**Task statement:** Please show every line from the entries that carries the word "this".

**Dataset entries:**

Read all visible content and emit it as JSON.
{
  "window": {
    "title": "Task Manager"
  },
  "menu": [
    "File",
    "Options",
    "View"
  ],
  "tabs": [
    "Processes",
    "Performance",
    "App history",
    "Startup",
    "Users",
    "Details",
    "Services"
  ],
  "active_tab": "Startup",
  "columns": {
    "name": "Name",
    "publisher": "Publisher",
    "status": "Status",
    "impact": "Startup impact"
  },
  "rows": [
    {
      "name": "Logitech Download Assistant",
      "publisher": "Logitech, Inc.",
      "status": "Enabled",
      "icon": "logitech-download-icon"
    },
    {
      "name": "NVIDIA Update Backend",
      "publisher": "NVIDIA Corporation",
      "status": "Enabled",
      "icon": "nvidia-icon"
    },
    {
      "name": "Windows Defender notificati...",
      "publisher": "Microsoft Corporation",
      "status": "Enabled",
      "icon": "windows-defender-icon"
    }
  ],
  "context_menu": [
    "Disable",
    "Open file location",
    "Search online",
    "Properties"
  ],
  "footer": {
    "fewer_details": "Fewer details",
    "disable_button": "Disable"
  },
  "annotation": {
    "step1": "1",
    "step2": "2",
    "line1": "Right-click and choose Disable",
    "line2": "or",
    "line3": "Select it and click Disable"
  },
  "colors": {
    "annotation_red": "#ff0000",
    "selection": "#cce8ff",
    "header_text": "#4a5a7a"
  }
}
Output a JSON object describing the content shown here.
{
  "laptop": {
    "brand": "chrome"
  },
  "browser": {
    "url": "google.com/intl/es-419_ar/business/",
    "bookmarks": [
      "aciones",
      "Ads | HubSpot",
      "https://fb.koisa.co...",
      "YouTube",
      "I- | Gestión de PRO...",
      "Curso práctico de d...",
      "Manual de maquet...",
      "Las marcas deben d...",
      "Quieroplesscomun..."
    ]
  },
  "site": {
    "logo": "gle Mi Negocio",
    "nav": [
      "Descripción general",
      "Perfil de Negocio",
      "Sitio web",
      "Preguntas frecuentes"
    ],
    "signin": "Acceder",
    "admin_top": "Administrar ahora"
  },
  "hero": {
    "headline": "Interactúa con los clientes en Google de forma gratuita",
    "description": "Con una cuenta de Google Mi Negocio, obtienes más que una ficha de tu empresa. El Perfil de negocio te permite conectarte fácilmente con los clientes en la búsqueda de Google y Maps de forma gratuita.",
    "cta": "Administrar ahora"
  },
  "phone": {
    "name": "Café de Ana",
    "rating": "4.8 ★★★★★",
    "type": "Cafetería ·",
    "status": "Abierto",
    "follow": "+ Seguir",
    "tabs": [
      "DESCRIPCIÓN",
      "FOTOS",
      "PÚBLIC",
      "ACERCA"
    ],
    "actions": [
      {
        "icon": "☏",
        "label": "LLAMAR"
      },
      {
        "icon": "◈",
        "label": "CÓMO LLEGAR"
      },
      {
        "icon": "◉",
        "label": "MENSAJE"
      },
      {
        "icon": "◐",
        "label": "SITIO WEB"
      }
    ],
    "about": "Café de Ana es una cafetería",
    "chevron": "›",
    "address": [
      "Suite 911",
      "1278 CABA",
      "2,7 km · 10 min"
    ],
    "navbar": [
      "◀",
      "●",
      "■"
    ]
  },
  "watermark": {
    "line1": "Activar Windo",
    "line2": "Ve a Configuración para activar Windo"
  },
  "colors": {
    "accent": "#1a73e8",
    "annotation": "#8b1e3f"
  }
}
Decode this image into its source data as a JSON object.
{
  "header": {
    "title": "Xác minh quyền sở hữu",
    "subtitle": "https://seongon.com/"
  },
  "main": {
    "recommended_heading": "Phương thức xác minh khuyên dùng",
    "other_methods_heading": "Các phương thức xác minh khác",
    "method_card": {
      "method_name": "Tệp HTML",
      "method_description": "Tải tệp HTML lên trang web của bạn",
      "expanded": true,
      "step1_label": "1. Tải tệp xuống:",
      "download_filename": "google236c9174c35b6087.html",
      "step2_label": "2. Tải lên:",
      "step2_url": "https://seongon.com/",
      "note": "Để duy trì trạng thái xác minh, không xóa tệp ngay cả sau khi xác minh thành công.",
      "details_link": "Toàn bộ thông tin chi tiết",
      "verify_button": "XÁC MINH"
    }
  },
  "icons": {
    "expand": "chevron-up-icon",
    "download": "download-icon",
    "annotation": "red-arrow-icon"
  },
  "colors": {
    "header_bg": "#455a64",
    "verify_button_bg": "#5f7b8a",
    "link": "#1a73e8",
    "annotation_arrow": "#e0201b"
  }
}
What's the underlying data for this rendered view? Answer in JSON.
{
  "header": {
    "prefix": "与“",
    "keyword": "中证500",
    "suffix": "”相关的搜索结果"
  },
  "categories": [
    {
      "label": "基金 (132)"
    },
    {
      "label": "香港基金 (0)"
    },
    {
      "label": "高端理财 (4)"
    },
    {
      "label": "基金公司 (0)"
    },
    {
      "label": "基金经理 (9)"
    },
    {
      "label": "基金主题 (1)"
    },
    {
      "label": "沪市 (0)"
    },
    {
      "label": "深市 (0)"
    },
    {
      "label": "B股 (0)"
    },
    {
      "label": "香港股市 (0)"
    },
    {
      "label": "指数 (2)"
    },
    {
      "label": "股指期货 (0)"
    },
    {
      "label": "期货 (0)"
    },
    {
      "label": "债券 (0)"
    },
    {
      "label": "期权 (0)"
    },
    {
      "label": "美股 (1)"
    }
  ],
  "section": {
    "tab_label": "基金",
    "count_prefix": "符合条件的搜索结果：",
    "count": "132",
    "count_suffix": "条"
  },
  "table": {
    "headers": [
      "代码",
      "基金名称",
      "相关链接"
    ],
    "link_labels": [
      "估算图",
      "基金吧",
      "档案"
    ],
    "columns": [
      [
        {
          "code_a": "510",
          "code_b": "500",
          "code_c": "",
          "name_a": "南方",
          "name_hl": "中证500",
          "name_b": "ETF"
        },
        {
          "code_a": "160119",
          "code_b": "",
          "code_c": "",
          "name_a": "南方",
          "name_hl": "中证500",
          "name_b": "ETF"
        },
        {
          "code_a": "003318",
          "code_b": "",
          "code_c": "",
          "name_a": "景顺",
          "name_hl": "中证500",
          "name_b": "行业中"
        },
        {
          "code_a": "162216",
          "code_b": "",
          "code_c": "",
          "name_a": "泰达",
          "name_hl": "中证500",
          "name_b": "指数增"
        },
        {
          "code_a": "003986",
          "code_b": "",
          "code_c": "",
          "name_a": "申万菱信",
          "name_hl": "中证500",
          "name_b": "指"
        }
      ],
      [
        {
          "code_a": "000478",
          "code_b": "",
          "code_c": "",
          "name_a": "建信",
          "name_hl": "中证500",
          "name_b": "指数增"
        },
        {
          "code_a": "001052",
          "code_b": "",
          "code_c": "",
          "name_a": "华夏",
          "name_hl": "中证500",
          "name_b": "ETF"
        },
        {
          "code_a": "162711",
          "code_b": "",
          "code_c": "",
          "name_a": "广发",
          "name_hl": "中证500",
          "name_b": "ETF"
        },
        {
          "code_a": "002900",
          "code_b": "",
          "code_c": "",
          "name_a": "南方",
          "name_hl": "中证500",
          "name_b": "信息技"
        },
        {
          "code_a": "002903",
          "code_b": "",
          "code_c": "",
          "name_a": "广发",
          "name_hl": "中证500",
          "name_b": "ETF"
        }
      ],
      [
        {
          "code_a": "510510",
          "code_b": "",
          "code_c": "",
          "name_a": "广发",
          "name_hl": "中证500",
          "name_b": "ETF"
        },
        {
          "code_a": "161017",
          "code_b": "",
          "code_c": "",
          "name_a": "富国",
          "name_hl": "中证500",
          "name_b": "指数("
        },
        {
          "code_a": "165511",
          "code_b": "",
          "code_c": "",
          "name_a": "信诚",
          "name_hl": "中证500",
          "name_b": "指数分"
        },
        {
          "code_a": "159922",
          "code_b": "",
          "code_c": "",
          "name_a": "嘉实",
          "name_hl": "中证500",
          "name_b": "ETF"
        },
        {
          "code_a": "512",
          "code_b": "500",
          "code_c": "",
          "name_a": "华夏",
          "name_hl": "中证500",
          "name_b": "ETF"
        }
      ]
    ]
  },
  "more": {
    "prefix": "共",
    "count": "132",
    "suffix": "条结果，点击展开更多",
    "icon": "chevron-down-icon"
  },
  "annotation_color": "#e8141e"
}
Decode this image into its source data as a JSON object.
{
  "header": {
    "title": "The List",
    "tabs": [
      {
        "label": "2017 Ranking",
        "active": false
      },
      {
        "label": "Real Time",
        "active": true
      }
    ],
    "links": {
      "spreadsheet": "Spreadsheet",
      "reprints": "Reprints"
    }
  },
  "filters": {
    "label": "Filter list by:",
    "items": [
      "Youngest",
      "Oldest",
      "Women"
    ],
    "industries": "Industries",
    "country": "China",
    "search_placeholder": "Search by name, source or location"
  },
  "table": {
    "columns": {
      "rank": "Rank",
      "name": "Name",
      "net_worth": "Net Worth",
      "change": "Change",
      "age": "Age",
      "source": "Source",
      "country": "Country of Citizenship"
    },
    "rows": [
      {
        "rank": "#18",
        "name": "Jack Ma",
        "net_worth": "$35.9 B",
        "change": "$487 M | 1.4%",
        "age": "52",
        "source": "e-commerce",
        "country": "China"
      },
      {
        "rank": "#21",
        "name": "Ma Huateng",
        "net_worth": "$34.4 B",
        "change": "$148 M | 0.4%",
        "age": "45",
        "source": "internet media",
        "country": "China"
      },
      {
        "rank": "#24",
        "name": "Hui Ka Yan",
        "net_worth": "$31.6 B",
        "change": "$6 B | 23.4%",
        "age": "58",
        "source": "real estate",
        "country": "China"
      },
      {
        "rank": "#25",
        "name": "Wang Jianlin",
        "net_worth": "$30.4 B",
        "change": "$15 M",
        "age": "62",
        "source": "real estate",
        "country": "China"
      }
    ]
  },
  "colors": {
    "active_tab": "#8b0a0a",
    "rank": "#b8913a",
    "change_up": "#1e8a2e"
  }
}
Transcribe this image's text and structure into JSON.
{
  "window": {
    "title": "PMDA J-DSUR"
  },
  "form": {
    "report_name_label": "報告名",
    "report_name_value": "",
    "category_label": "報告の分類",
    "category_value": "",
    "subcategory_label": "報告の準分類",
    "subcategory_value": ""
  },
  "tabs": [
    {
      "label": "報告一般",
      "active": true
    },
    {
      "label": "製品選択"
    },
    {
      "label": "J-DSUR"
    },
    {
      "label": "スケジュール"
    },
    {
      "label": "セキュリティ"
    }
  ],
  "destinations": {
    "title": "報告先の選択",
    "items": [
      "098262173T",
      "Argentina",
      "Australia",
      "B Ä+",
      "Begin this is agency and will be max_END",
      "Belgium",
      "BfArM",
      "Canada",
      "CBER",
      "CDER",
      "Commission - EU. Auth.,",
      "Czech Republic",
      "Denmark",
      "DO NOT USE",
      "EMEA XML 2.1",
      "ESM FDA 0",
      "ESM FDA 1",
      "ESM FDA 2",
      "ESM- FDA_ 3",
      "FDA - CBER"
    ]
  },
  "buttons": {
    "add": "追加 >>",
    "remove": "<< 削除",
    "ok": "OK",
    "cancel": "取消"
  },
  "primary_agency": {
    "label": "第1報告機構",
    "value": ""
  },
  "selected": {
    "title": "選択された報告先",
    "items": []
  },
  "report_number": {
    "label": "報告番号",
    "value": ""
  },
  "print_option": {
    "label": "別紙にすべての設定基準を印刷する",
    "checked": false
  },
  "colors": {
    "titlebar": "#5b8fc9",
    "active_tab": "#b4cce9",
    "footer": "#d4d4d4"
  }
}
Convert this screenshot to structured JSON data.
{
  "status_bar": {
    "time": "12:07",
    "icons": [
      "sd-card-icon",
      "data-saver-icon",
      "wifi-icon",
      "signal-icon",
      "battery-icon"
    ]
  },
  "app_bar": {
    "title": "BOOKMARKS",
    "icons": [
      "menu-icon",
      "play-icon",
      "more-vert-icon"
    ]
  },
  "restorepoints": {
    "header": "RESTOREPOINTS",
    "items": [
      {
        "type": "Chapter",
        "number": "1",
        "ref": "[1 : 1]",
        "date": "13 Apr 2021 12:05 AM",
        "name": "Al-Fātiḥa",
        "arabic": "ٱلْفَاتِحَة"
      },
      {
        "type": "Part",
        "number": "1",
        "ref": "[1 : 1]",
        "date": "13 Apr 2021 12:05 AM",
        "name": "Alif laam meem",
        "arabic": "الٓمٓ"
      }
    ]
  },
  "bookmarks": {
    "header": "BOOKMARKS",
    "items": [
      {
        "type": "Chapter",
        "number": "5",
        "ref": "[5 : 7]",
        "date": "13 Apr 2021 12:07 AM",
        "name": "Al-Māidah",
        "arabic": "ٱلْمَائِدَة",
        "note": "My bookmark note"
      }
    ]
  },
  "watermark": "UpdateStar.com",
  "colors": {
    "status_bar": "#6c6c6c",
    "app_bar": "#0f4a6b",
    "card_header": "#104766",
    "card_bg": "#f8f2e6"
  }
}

**Task result:**
Decode this image into its source data as a JSON object.
What's the underlying data for this rendered view? Answer in JSON.
Decode this image into its source data as a JSON object.
Transcribe this image's text and structure into JSON.
      "Begin this is agency and will be max_END",
Convert this screenshot to structured JSON data.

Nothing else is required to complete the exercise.